This switches the role of the public sector from a provider of services to a guardian of services. Control in the day to day delivery of certain services is taken away from government officials and government managers. If services are not being provided satisfactorily, the public sector managers can make deductions from the fees paid.
At the heart of the PPP concept is optimum risk allocation. Certain risks are transferred to the private sector such as design risk, construction risk and operational risk, incidental to running any business.
Risk transfer is supposed to outweigh the increased cost of borrowing by the private sector who will have to obtain the finance from an investment bank at a more expensive rate than the government. Whether this is true is a matter of debate and still requires some research.
However, PPPs are not without their critics, and many of the problems facing the UK will of course also relate to any implementation in India. Some schemes have not worked well at all and have collapsed.
For example, a government administration scheme for digital scanning of passports went wrong, resulting in a substantial increase in waiting time, and a subsequent rise in the price of passports. So it is not always the case that private sector involvement leads to better public service provision.
Also, in the UK, many people (mainly on the political Left) see PPPs as a kind of mortgage, for which the public will pay more in the long run. Evidence suggests that some PPPs are more expensive than outright procurement, and some people object to the 'have now, pay later' mentality.
A further problem facing the introduction of such schemes (and one which might affect any introduction in India) is the views of the public sector workers. In the UK, some public sector workers and their unions object to the private sector taking control in areas where there is a long tradition of public service.
Public sector workers may also consider (rightly or wrongly) that their employment rights will be reduced and job security threatened and this may lead to industrial action.
Whatever the specific problems India may face if she were to introduce PPPs, the acid test will be whether banks are interested in funding such projects.
As the bank is providing the finance, it will want to ensure that there is no risk or impediment to its loan being repaid, which ultimately flows from contract payments made by the public sector.

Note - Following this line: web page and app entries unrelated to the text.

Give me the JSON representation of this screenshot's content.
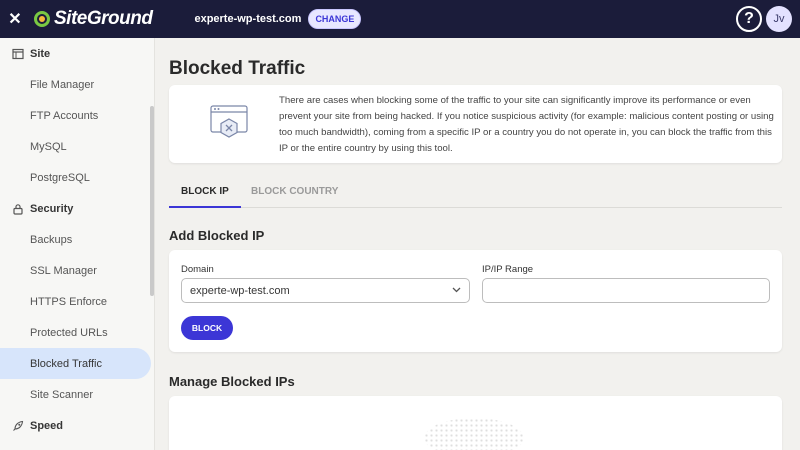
{
  "topbar": {
    "logo_text": "SiteGround",
    "site_name": "experte-wp-test.com",
    "change_label": "CHANGE",
    "help_label": "?",
    "avatar_initials": "Jv"
  },
  "sidebar": {
    "sections": [
      {
        "label": "Site",
        "icon": "site-icon",
        "items": [
          "File Manager",
          "FTP Accounts",
          "MySQL",
          "PostgreSQL"
        ]
      },
      {
        "label": "Security",
        "icon": "lock-icon",
        "items": [
          "Backups",
          "SSL Manager",
          "HTTPS Enforce",
          "Protected URLs",
          "Blocked Traffic",
          "Site Scanner"
        ]
      },
      {
        "label": "Speed",
        "icon": "rocket-icon",
        "items": []
      }
    ],
    "active_item": "Blocked Traffic"
  },
  "main": {
    "title": "Blocked Traffic",
    "info_text": "There are cases when blocking some of the traffic to your site can significantly improve its performance or even prevent your site from being hacked. If you notice suspicious activity (for example: malicious content posting or using too much bandwidth), coming from a specific IP or a country you do not operate in, you can block the traffic from this IP or the entire country by using this tool.",
    "tabs": [
      {
        "label": "BLOCK IP",
        "active": true
      },
      {
        "label": "BLOCK COUNTRY",
        "active": false
      }
    ],
    "add_section_title": "Add Blocked IP",
    "domain_label": "Domain",
    "domain_value": "experte-wp-test.com",
    "ip_label": "IP/IP Range",
    "ip_value": "",
    "block_button": "BLOCK",
    "manage_section_title": "Manage Blocked IPs"
  },
  "colors": {
    "topbar_bg": "#1b1c3a",
    "accent": "#3c36d6",
    "active_nav_bg": "#d7e5fb",
    "logo_green": "#7ac943"
  }
}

It would also like to see quick and efficient dispute resolution procedures and will require as many procedures in place to avoid corruption.
The ultimate challenge is whether the government can provide an investment environment that will attract banks and funding.

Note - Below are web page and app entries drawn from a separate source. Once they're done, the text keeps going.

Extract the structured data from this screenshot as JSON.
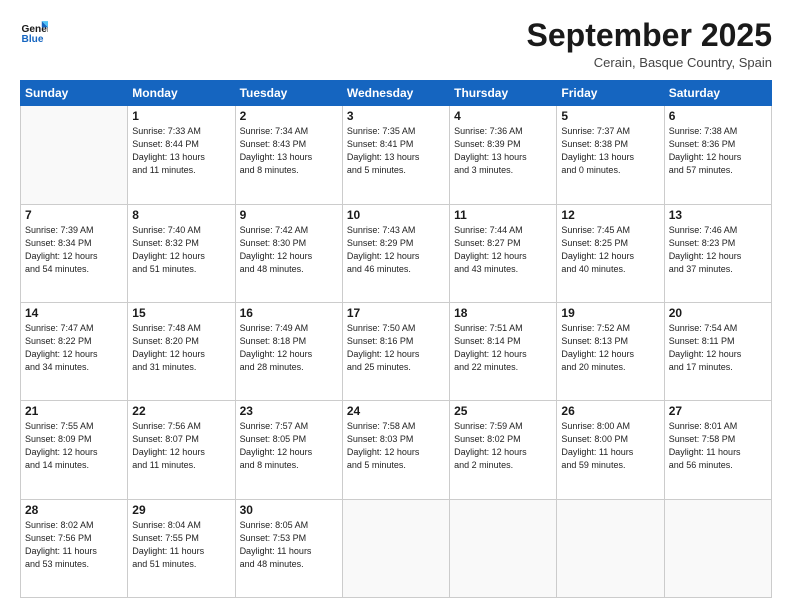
{
  "logo": {
    "line1": "General",
    "line2": "Blue"
  },
  "title": "September 2025",
  "location": "Cerain, Basque Country, Spain",
  "days_header": [
    "Sunday",
    "Monday",
    "Tuesday",
    "Wednesday",
    "Thursday",
    "Friday",
    "Saturday"
  ],
  "weeks": [
    [
      {
        "day": "",
        "info": ""
      },
      {
        "day": "1",
        "info": "Sunrise: 7:33 AM\nSunset: 8:44 PM\nDaylight: 13 hours\nand 11 minutes."
      },
      {
        "day": "2",
        "info": "Sunrise: 7:34 AM\nSunset: 8:43 PM\nDaylight: 13 hours\nand 8 minutes."
      },
      {
        "day": "3",
        "info": "Sunrise: 7:35 AM\nSunset: 8:41 PM\nDaylight: 13 hours\nand 5 minutes."
      },
      {
        "day": "4",
        "info": "Sunrise: 7:36 AM\nSunset: 8:39 PM\nDaylight: 13 hours\nand 3 minutes."
      },
      {
        "day": "5",
        "info": "Sunrise: 7:37 AM\nSunset: 8:38 PM\nDaylight: 13 hours\nand 0 minutes."
      },
      {
        "day": "6",
        "info": "Sunrise: 7:38 AM\nSunset: 8:36 PM\nDaylight: 12 hours\nand 57 minutes."
      }
    ],
    [
      {
        "day": "7",
        "info": "Sunrise: 7:39 AM\nSunset: 8:34 PM\nDaylight: 12 hours\nand 54 minutes."
      },
      {
        "day": "8",
        "info": "Sunrise: 7:40 AM\nSunset: 8:32 PM\nDaylight: 12 hours\nand 51 minutes."
      },
      {
        "day": "9",
        "info": "Sunrise: 7:42 AM\nSunset: 8:30 PM\nDaylight: 12 hours\nand 48 minutes."
      },
      {
        "day": "10",
        "info": "Sunrise: 7:43 AM\nSunset: 8:29 PM\nDaylight: 12 hours\nand 46 minutes."
      },
      {
        "day": "11",
        "info": "Sunrise: 7:44 AM\nSunset: 8:27 PM\nDaylight: 12 hours\nand 43 minutes."
      },
      {
        "day": "12",
        "info": "Sunrise: 7:45 AM\nSunset: 8:25 PM\nDaylight: 12 hours\nand 40 minutes."
      },
      {
        "day": "13",
        "info": "Sunrise: 7:46 AM\nSunset: 8:23 PM\nDaylight: 12 hours\nand 37 minutes."
      }
    ],
    [
      {
        "day": "14",
        "info": "Sunrise: 7:47 AM\nSunset: 8:22 PM\nDaylight: 12 hours\nand 34 minutes."
      },
      {
        "day": "15",
        "info": "Sunrise: 7:48 AM\nSunset: 8:20 PM\nDaylight: 12 hours\nand 31 minutes."
      },
      {
        "day": "16",
        "info": "Sunrise: 7:49 AM\nSunset: 8:18 PM\nDaylight: 12 hours\nand 28 minutes."
      },
      {
        "day": "17",
        "info": "Sunrise: 7:50 AM\nSunset: 8:16 PM\nDaylight: 12 hours\nand 25 minutes."
      },
      {
        "day": "18",
        "info": "Sunrise: 7:51 AM\nSunset: 8:14 PM\nDaylight: 12 hours\nand 22 minutes."
      },
      {
        "day": "19",
        "info": "Sunrise: 7:52 AM\nSunset: 8:13 PM\nDaylight: 12 hours\nand 20 minutes."
      },
      {
        "day": "20",
        "info": "Sunrise: 7:54 AM\nSunset: 8:11 PM\nDaylight: 12 hours\nand 17 minutes."
      }
    ],
    [
      {
        "day": "21",
        "info": "Sunrise: 7:55 AM\nSunset: 8:09 PM\nDaylight: 12 hours\nand 14 minutes."
      },
      {
        "day": "22",
        "info": "Sunrise: 7:56 AM\nSunset: 8:07 PM\nDaylight: 12 hours\nand 11 minutes."
      },
      {
        "day": "23",
        "info": "Sunrise: 7:57 AM\nSunset: 8:05 PM\nDaylight: 12 hours\nand 8 minutes."
      },
      {
        "day": "24",
        "info": "Sunrise: 7:58 AM\nSunset: 8:03 PM\nDaylight: 12 hours\nand 5 minutes."
      },
      {
        "day": "25",
        "info": "Sunrise: 7:59 AM\nSunset: 8:02 PM\nDaylight: 12 hours\nand 2 minutes."
      },
      {
        "day": "26",
        "info": "Sunrise: 8:00 AM\nSunset: 8:00 PM\nDaylight: 11 hours\nand 59 minutes."
      },
      {
        "day": "27",
        "info": "Sunrise: 8:01 AM\nSunset: 7:58 PM\nDaylight: 11 hours\nand 56 minutes."
      }
    ],
    [
      {
        "day": "28",
        "info": "Sunrise: 8:02 AM\nSunset: 7:56 PM\nDaylight: 11 hours\nand 53 minutes."
      },
      {
        "day": "29",
        "info": "Sunrise: 8:04 AM\nSunset: 7:55 PM\nDaylight: 11 hours\nand 51 minutes."
      },
      {
        "day": "30",
        "info": "Sunrise: 8:05 AM\nSunset: 7:53 PM\nDaylight: 11 hours\nand 48 minutes."
      },
      {
        "day": "",
        "info": ""
      },
      {
        "day": "",
        "info": ""
      },
      {
        "day": "",
        "info": ""
      },
      {
        "day": "",
        "info": ""
      }
    ]
  ]
}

But PPPs also present incentives for governments. In the UK, some PPP schemes are 'off balance sheet' so they do not appear on the UK government's books. This helps make the UK government's public expenditure figures look rather good.
Whether this is good economics and/or accounting practice is another debate. Further, the speed at which PPP infrastructure is constructed will be attractive to any government who wishes to meet election pledges on services, without an increase in tax or borrowing.
Because the private sector does not receive any payment until the infrastructure is built, there is a real incentive to get the infrastructure built quickly. In the UK, PPP schemes are constructed much faster so that they can then charge for the services.
The electorate can see the infrastructure being built before their eyes and projects may not be affected by a new government reversing the decision or cutting off the funding.
PPPs are not necessarily a bad idea; some schemes in the UK are delivered early, to a good quality standard and on budget. It remains to be seen whether they are good value for money.
The Indian government should therefore look very carefully at PPPs, because if economic advancement can be made via infrastructure improvements, it may meet any increased cost of involving the private sector.
(The authors work in the projects department of Beachcroft Wansbroughs, London and are active on behalf of the public and private sectors engaged in PPPs in the UK)